One step closer to a password-less web
At WWDC 2019, Apple introduced attendees and viewers to the new ‘Sign in with Apple’ feature rolling out across all devices. While this feature isn’t necessarily groundbreaking or the selling point to go out and grab a MacBook or iPhone, it has since developed into an appreciated part of Apple’s suite of device features.
Apple Pay launched five years earlier and is probably the most closely related and comparable feature. Both Apple Pay and ‘Sign in with Apple’ are two ways that Apple is continuing to push for a simpler, more intuitive experience not only from a hardware and operating system perspective but now even in third-party applications.
What Is ‘Sign in With Apple’?
In recent years, signup forms across the web have been simplified in many different ways. One of the most common ways of simplifying the process is through using OAuth, an open protocol that allows secure authorization on the web, mobile, and desktop applications.
You’ve likely been to websites where you’re given the option to either sign up with an email address or by linking a popular service account such as Google or Facebook. In most cases, this is OAuth in action.
Apple’s ‘Sign in with Apple’ feature works very similarly to OAuth. If you’ve seen the Apple Pay button on any mobile website or app, Apple’s new sign-in button is very similar.
If your device is running iOS 13 or above, you’ll be able to use your device’s Apple sign-in information to instantly and easily create an account. The only requirement is that you have two-factor authentication enabled on your Apple ID.
‘Sign in with Apple’ has some very interesting perks that you won’t find while using OAuth and similar services. An example is Apple’s ‘Hide My Email’ feature.
With Hide My Email, Apple will generate a random email address on the privaterelay.appleid.com domain name that will forward to your real iCloud mail account and use this during account signup. With the rate at which websites are being hacked, this is a great security buffer that can save your iCloud account from being potentially breached.
Creating an account with Apple’s new sign-in feature will allow you to sign in by using your device’s Face ID, Touch ID, or passcode. In a world attempting to move beyond text-based passwords, this is a step in the right direction.
How To Use ‘Sign In With Apple’

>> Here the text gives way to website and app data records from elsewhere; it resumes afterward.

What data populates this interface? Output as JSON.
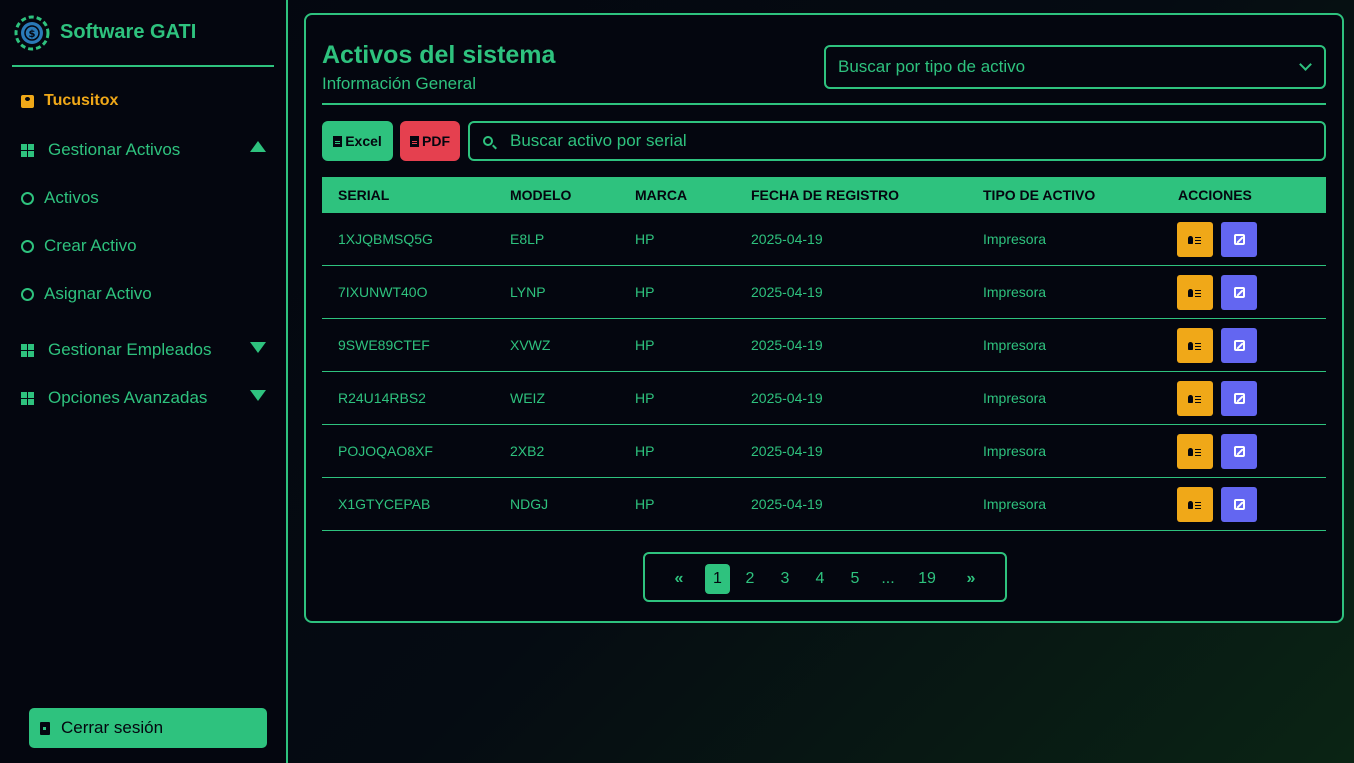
{
  "sidebar": {
    "app_title": "Software GATI",
    "user_name": "Tucusitox",
    "menu": [
      {
        "label": "Gestionar Activos",
        "expanded": true
      },
      {
        "label": "Gestionar Empleados",
        "expanded": false
      },
      {
        "label": "Opciones Avanzadas",
        "expanded": false
      }
    ],
    "submenu": [
      "Activos",
      "Crear Activo",
      "Asignar Activo"
    ],
    "logout_label": "Cerrar sesión"
  },
  "main": {
    "title": "Activos del sistema",
    "subtitle": "Información General",
    "type_filter_placeholder": "Buscar por tipo de activo",
    "excel_label": "Excel",
    "pdf_label": "PDF",
    "search_placeholder": "Buscar activo por serial",
    "table": {
      "headers": [
        "SERIAL",
        "MODELO",
        "MARCA",
        "FECHA DE REGISTRO",
        "TIPO DE ACTIVO",
        "ACCIONES"
      ],
      "rows": [
        [
          "1XJQBMSQ5G",
          "E8LP",
          "HP",
          "2025-04-19",
          "Impresora"
        ],
        [
          "7IXUNWT40O",
          "LYNP",
          "HP",
          "2025-04-19",
          "Impresora"
        ],
        [
          "9SWE89CTEF",
          "XVWZ",
          "HP",
          "2025-04-19",
          "Impresora"
        ],
        [
          "R24U14RBS2",
          "WEIZ",
          "HP",
          "2025-04-19",
          "Impresora"
        ],
        [
          "POJOQAO8XF",
          "2XB2",
          "HP",
          "2025-04-19",
          "Impresora"
        ],
        [
          "X1GTYCEPAB",
          "NDGJ",
          "HP",
          "2025-04-19",
          "Impresora"
        ]
      ]
    },
    "pagination": {
      "prev": "«",
      "pages": [
        "1",
        "2",
        "3",
        "4",
        "5",
        "...",
        "19"
      ],
      "next": "»",
      "current": "1"
    }
  },
  "colors": {
    "accent": "#2ec27e",
    "background": "#04060f",
    "pdf": "#e5404f",
    "assign": "#f0a818",
    "edit": "#6366f1"
  }
}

Apple’s new sign-in feature is still relatively young and is only out on a select few apps in the App Store—Instacart and Bird are two examples. If you’d like to take Sign In With Apple for a spin, you can download either of those apps.
On the signup page for any app with support, you’ll see the Sign in with Apple button, black and branded with the Apple logo.

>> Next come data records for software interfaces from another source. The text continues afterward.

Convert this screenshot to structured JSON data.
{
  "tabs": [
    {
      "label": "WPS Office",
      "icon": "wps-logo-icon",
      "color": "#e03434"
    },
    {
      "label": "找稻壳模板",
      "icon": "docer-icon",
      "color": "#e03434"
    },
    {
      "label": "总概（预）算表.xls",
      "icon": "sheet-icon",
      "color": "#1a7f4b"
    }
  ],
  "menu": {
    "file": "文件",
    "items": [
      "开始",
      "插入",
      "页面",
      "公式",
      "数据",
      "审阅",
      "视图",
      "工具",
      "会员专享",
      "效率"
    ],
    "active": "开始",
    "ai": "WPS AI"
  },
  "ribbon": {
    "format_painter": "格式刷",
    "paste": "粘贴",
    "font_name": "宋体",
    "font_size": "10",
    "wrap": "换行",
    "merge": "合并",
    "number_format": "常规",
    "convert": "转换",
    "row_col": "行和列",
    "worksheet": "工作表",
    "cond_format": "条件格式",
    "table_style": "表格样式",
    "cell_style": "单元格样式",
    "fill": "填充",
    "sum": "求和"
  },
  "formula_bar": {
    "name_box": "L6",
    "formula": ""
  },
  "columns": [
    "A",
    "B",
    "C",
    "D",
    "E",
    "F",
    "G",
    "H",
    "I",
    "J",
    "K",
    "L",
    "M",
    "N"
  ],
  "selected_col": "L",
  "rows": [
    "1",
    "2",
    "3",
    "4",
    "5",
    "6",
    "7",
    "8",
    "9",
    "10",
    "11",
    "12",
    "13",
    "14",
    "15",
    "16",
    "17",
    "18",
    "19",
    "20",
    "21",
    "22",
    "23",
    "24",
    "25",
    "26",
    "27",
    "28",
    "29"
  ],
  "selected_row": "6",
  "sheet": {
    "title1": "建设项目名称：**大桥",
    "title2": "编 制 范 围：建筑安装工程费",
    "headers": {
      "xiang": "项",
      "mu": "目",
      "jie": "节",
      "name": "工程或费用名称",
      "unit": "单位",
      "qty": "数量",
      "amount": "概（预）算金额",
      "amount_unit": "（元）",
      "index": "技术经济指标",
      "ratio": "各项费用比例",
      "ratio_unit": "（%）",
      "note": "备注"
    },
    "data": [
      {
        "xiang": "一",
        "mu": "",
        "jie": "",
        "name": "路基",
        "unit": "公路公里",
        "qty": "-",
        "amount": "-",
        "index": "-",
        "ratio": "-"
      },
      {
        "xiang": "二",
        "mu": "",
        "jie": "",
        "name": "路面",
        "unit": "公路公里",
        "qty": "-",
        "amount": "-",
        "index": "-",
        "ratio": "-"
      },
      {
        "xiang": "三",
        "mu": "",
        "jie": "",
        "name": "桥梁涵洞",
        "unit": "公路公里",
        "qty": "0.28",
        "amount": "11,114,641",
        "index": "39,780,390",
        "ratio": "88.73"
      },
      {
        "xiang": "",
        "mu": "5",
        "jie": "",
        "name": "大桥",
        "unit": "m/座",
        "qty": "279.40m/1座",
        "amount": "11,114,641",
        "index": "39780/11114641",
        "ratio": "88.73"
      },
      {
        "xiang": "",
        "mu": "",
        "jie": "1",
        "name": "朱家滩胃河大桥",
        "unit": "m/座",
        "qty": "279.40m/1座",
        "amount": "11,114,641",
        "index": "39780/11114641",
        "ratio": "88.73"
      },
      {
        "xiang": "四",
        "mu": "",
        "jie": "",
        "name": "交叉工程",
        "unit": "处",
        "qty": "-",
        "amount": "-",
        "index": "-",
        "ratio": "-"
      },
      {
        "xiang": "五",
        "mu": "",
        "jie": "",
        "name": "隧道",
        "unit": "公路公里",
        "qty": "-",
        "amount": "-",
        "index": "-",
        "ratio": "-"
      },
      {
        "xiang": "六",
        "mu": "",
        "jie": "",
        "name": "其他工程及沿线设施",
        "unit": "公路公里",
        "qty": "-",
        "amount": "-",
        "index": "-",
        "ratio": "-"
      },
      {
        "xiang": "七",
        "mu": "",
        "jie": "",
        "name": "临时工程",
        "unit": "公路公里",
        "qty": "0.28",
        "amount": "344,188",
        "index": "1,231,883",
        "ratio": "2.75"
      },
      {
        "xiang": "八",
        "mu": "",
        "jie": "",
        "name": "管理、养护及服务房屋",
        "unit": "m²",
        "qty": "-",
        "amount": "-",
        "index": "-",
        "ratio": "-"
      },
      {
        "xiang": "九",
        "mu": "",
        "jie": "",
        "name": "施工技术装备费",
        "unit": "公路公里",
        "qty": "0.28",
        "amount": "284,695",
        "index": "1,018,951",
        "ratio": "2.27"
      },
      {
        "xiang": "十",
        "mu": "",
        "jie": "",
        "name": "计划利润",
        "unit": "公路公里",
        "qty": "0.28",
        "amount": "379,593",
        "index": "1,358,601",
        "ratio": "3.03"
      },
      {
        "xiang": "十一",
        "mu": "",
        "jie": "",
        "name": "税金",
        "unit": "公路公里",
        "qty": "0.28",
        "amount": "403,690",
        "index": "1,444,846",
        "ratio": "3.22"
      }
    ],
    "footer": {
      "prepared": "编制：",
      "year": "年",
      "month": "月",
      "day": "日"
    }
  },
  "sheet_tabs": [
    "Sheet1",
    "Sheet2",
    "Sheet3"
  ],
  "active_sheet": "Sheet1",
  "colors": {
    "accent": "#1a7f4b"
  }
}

Tapping on this button will bring up a prompt that shows your device’s current iCloud information, allowing you to select if you would like to sign up with your real iCloud email address or mask it with Apple’s Hide My Email feature.
The button to sign in will either be Continue with Passcode or mention the biometric that you use to protect your Apple ID – either Face ID or Touch ID. Continuing and verifying your passcode, Face ID, or Touch ID will create your account and allow you to sign in to it in the future on devices linked to your Apple ID.

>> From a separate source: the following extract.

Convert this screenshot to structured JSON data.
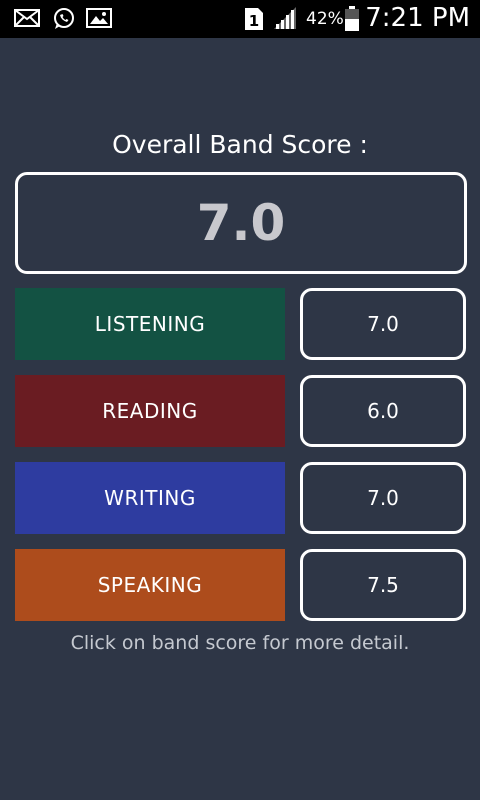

How Safe Is ‘Sign in with Apple’?
Apple’s new sign-in service is one of the most secure methods of account creation to reach the mainstream web. It requires an Apple device with two-factor authentication enabled, and you’ll need to pass your phone’s standard security check to access your account. There are very few other systems on the web where your sign-in information is associated with a physical device.
Additionally, while throwaway email services and email forwarders are nothing new, Apple’s integration of Hide My Email streamlines the process and opens up the possibility of email masking to users who otherwise may not even know or understand the existence of such a security measure.
As far as user privacy goes, Apple promises the following on their official sign-in support page: “Sign in with Apple won’t track or profile you as you use your favorite apps and websites, and Apple retains only the information that’s needed to make sure you can sign in and manage your account.”
Overall, Apple has raised the bar with its new sign-in service. OAuth has been a major timesaver for years, but Sign in with Apple brings so much more to the table if you’re able to find an app that supports it and you own an Apple ID protected by two-factor authentication. This is one big step closer to a passwordless web.
If you have any questions or comments regarding Apple’s new sign-in service, be sure to drop us a comment below!